What the task asks ▸ Starting at the first entry, print everything through the last exactly.

[Opening Data under study section]

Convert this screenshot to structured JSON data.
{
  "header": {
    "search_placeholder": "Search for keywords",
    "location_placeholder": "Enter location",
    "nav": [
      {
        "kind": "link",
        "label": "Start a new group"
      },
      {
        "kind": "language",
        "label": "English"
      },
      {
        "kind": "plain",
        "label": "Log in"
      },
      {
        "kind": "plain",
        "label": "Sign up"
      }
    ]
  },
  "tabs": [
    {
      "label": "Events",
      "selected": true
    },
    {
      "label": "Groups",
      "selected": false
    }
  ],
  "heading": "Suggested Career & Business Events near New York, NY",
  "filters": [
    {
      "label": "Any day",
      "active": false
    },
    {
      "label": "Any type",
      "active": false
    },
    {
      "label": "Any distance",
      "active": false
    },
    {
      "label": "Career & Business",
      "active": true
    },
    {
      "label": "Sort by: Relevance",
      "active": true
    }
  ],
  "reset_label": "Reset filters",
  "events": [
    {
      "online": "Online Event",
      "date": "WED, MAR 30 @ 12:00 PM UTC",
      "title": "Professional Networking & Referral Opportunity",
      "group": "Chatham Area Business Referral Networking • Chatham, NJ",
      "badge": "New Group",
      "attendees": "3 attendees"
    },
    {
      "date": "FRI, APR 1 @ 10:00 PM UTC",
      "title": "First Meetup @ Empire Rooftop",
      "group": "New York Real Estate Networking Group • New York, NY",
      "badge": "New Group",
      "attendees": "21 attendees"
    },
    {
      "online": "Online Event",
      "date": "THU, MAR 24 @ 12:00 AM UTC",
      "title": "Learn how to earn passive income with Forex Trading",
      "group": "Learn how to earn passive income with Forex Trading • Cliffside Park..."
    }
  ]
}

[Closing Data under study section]

Answer box ▸
Convert this screenshot to structured JSON data.
{
  "header": {
    "search_placeholder": "Search for keywords",
    "location_placeholder": "Enter location",
    "nav": [
      {
        "kind": "link",
        "label": "Start a new group"
      },
      {
        "kind": "language",
        "label": "English"
      },
      {
        "kind": "plain",
        "label": "Log in"
      },
      {
        "kind": "plain",
        "label": "Sign up"
      }
    ]
  },
  "tabs": [
    {
      "label": "Events",
      "selected": true
    },
    {
      "label": "Groups",
      "selected": false
    }
  ],
  "heading": "Suggested Career & Business Events near New York, NY",
  "filters": [
    {
      "label": "Any day",
      "active": false
    },
    {
      "label": "Any type",
      "active": false
    },
    {
      "label": "Any distance",
      "active": false
    },
    {
      "label": "Career & Business",
      "active": true
    },
    {
      "label": "Sort by: Relevance",
      "active": true
    }
  ],
  "reset_label": "Reset filters",
  "events": [
    {
      "online": "Online Event",
      "date": "WED, MAR 30 @ 12:00 PM UTC",
      "title": "Professional Networking & Referral Opportunity",
      "group": "Chatham Area Business Referral Networking • Chatham, NJ",
      "badge": "New Group",
      "attendees": "3 attendees"
    },
    {
      "date": "FRI, APR 1 @ 10:00 PM UTC",
      "title": "First Meetup @ Empire Rooftop",
      "group": "New York Real Estate Networking Group • New York, NY",
      "badge": "New Group",
      "attendees": "21 attendees"
    },
    {
      "online": "Online Event",
      "date": "THU, MAR 24 @ 12:00 AM UTC",
      "title": "Learn how to earn passive income with Forex Trading",
      "group": "Learn how to earn passive income with Forex Trading • Cliffside Park..."
    }
  ]
}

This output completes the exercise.